To do =>
Pictures should be left out while the data beneath this task is written out word for word.

Record extracts =>

-- Opening Marker --

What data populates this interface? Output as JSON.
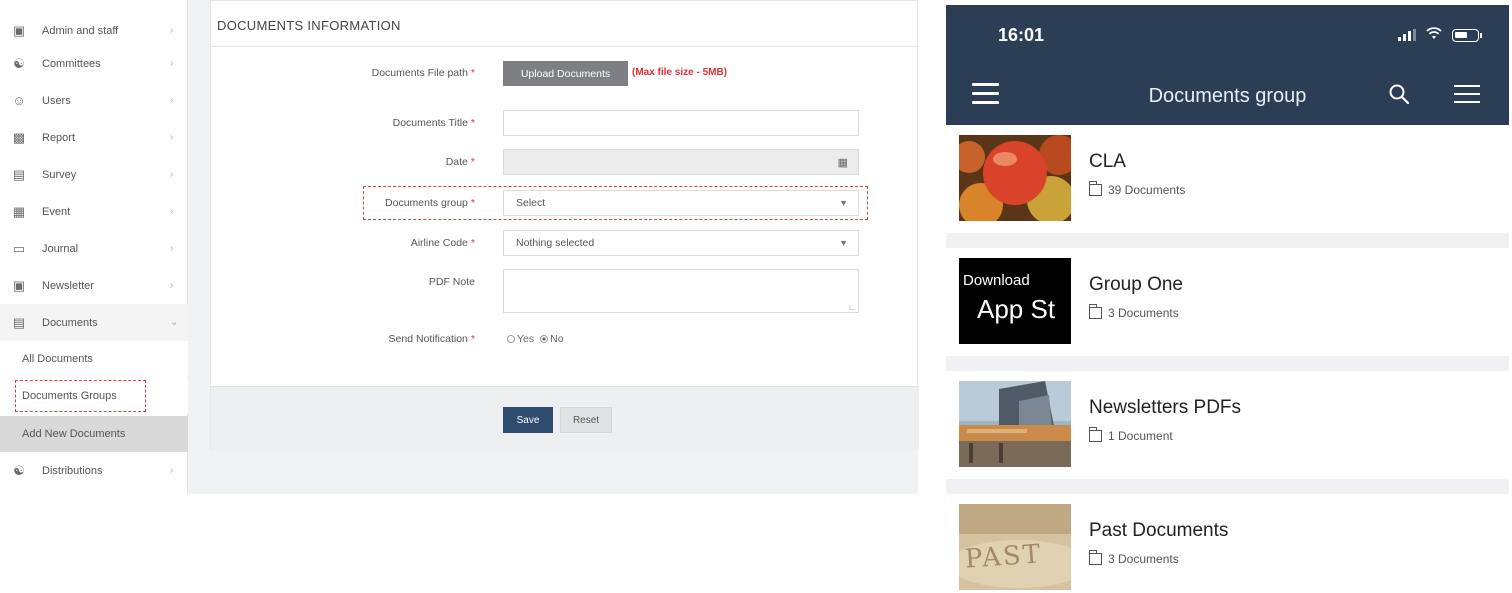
{
  "sidebar": {
    "items": [
      {
        "label": "Admin and staff",
        "icon": "people-icon"
      },
      {
        "label": "Committees",
        "icon": "group-icon"
      },
      {
        "label": "Users",
        "icon": "user-icon"
      },
      {
        "label": "Report",
        "icon": "report-icon"
      },
      {
        "label": "Survey",
        "icon": "survey-icon"
      },
      {
        "label": "Event",
        "icon": "calendar-icon"
      },
      {
        "label": "Journal",
        "icon": "journal-icon"
      },
      {
        "label": "Newsletter",
        "icon": "newsletter-icon"
      },
      {
        "label": "Documents",
        "icon": "document-icon"
      }
    ],
    "sub_items": [
      "All Documents",
      "Documents Groups",
      "Add New Documents"
    ],
    "last_item": {
      "label": "Distributions",
      "icon": "distribution-icon"
    }
  },
  "form": {
    "title": "DOCUMENTS INFORMATION",
    "labels": {
      "file_path": "Documents File path",
      "title": "Documents Title",
      "date": "Date",
      "group": "Documents group",
      "airline": "Airline Code",
      "pdf_note": "PDF Note",
      "notification": "Send Notification"
    },
    "upload_button": "Upload Documents",
    "max_size_note": "(Max file size - 5MB)",
    "title_value": "",
    "date_value": "",
    "group_value": "Select",
    "airline_value": "Nothing selected",
    "radio_yes": "Yes",
    "radio_no": "No",
    "notification_selected": "No",
    "save_label": "Save",
    "reset_label": "Reset"
  },
  "phone": {
    "time": "16:01",
    "title": "Documents group",
    "groups": [
      {
        "name": "CLA",
        "count": "39 Documents",
        "thumb": "apples"
      },
      {
        "name": "Group One",
        "count": "3 Documents",
        "thumb": "app-store",
        "thumb_text_1": "Download",
        "thumb_text_2": "App St"
      },
      {
        "name": "Newsletters PDFs",
        "count": "1 Document",
        "thumb": "building"
      },
      {
        "name": "Past Documents",
        "count": "3 Documents",
        "thumb": "past",
        "thumb_text_1": "PAST"
      }
    ]
  },
  "colors": {
    "header_navy": "#2c3e56",
    "save_button": "#2f4b6d",
    "upload_button": "#7d7f82",
    "required_red": "#e03030",
    "highlight_dash": "#e04040"
  }
}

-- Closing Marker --

Solution to the problem =>
What data populates this interface? Output as JSON.
{
  "sidebar": {
    "items": [
      {
        "label": "Admin and staff",
        "icon": "people-icon"
      },
      {
        "label": "Committees",
        "icon": "group-icon"
      },
      {
        "label": "Users",
        "icon": "user-icon"
      },
      {
        "label": "Report",
        "icon": "report-icon"
      },
      {
        "label": "Survey",
        "icon": "survey-icon"
      },
      {
        "label": "Event",
        "icon": "calendar-icon"
      },
      {
        "label": "Journal",
        "icon": "journal-icon"
      },
      {
        "label": "Newsletter",
        "icon": "newsletter-icon"
      },
      {
        "label": "Documents",
        "icon": "document-icon"
      }
    ],
    "sub_items": [
      "All Documents",
      "Documents Groups",
      "Add New Documents"
    ],
    "last_item": {
      "label": "Distributions",
      "icon": "distribution-icon"
    }
  },
  "form": {
    "title": "DOCUMENTS INFORMATION",
    "labels": {
      "file_path": "Documents File path",
      "title": "Documents Title",
      "date": "Date",
      "group": "Documents group",
      "airline": "Airline Code",
      "pdf_note": "PDF Note",
      "notification": "Send Notification"
    },
    "upload_button": "Upload Documents",
    "max_size_note": "(Max file size - 5MB)",
    "title_value": "",
    "date_value": "",
    "group_value": "Select",
    "airline_value": "Nothing selected",
    "radio_yes": "Yes",
    "radio_no": "No",
    "notification_selected": "No",
    "save_label": "Save",
    "reset_label": "Reset"
  },
  "phone": {
    "time": "16:01",
    "title": "Documents group",
    "groups": [
      {
        "name": "CLA",
        "count": "39 Documents",
        "thumb": "apples"
      },
      {
        "name": "Group One",
        "count": "3 Documents",
        "thumb": "app-store",
        "thumb_text_1": "Download",
        "thumb_text_2": "App St"
      },
      {
        "name": "Newsletters PDFs",
        "count": "1 Document",
        "thumb": "building"
      },
      {
        "name": "Past Documents",
        "count": "3 Documents",
        "thumb": "past",
        "thumb_text_1": "PAST"
      }
    ]
  },
  "colors": {
    "header_navy": "#2c3e56",
    "save_button": "#2f4b6d",
    "upload_button": "#7d7f82",
    "required_red": "#e03030",
    "highlight_dash": "#e04040"
  }
}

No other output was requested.